notch signaling pathway LQT can have numerous clinical
LQT1 can have numerous clinical manifestations, ranging from no symptoms to sudden cardiac death, which reflects the heterogeneity in channel dysfunction. Mutation type, location, and even a patient׳s ethnic background, age, and gender are critical factors that affect the pathophysiology of the disease . A variety of studies have shown that LQT1 is more frequently triggered by adrenergic stimuli (e.g., physical exertion or emotional stress) compared with other forms of LQTS, particularly by diving and swimming [20–22]. Under normal physiological conditions, sympathetic activation promotes IKs, which shortens ventricular repolarization against the activation of L-type Ca2+ current and thereby protects against Ca2+-related arrhythmogenicity . When IKs is defective because of a KCNQ1 mutation, the ventricular repolarization or QT interval fails to shorten appropriately, thus creating a highly arrhythmogenic condition .
Molecular basis of LQT1 The LQT1-related KCNQ1 gene is 404kb long and located on chromosome 11p15.5. This gene codes for a 75-kDa protein containing 676 amino acids [11,23] and is mainly expressed in the heart, kidneys, small intestine, pancreas, prostate, and other non-excitable epithelial tissues . It belongs to the Kv7 subfamily of voltage-gated K+ channels (Kv) and shares a tetrameric architecture with all Kv channels.
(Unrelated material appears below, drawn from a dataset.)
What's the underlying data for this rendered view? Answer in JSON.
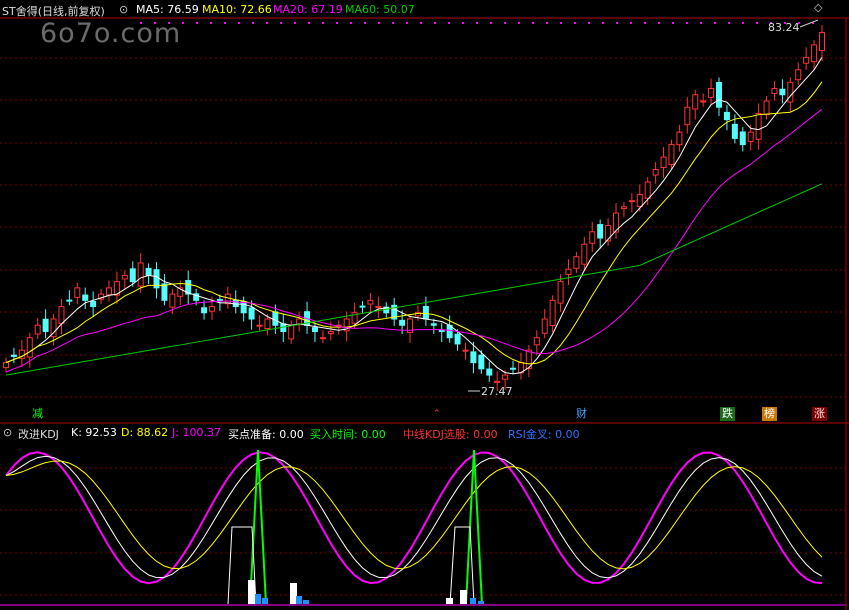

Each subunit contains six membrane-spanning segments (S1–S6 involving amino notch signaling pathway residues 122–348) connected by alternating intra- and extra-cellular loops, as well as a pore loop (amino acid residues 300–320) located between segments S5 and S6, with a cytosolic amino terminus (NH2 terminus, residues 1–121) and a long cytosolic carboxyl terminus (COOH terminus, residues 349 to 676) (Fig. 1) [19,25,26]. The four subunits form a symmetrical alignment for the channel molecule together with KCNE1 (protein containing 129 amino acids with a single transmembrane segment) and Yotiao proteins, and construct a specialized pathway that allows for the conduction of potassium ions through water-filled pores located in the center of the complex. S1-S4 segments of the potassium channel form a voltage-sensing domain (VSD). The S4 helix of KCNQ1 consists of a peculiar sequence of positively charged amino acids forming a region that is involved in sensing the membrane voltage and controlling the open probability of the channel . In the resting state of the channel, these positively charged side chains are expected to be closer to the intracellular side of the membrane. Upon depolarization, effective charge motion within the membrane electric field toward the extracellular side of the membrane is accomplished through a series of conformational changes in the VSDs that lead to opening of the channel . The pore region is composed of two transmembrane segments (S5 and S6) joined together by a linker (including a pore loop) that contains the conserved amino acids of the selectivity filter (residues 312–317) and affects the channel current amplitude, selectivity among ions, and channel blockade [29,30]. KCNQ1 possesses a large COOH terminus that is important for channel gating, assembly, and trafficking [19,31]. The COOH terminus is comprised of four amphipathic α-helices, coiled-coils, and clusters of basic amino acids. A and B proximal helices form sites for calmodulin (CaM) binding, whereas the distal coiled-coil helix C and helix D are responsible for tetramerization [19,31]. Helix C interacts with the KCNE1 distal COOH terminus and is thought to be a crucial region for modulation by phosphatidylinositol-4,5-bisphosphate (PIP2), which acts to stabilize the open state of the channel . A domain near the COOH terminus (residues 589–620) of KCNQ1 is responsible for subunit assembly specificity, and deletion of a part of this domain leads to impaired assembly of the channel complexes, followed by mistrafficking . In the COOH terminus tail, a leucine zipper motif (residues 588–616) has been identified as the unique site through which A-kinase anchoring protein 9 (AKAP9, or Yotiao) targets protein kinase A (PKA) and protein phosphatase 1 (PP1) to the KCNQ1 complex . Although the NH2 terminus is relatively short, it contains an important residue (S27) that is critical for mediating the phosphorylation of KCNQ1 .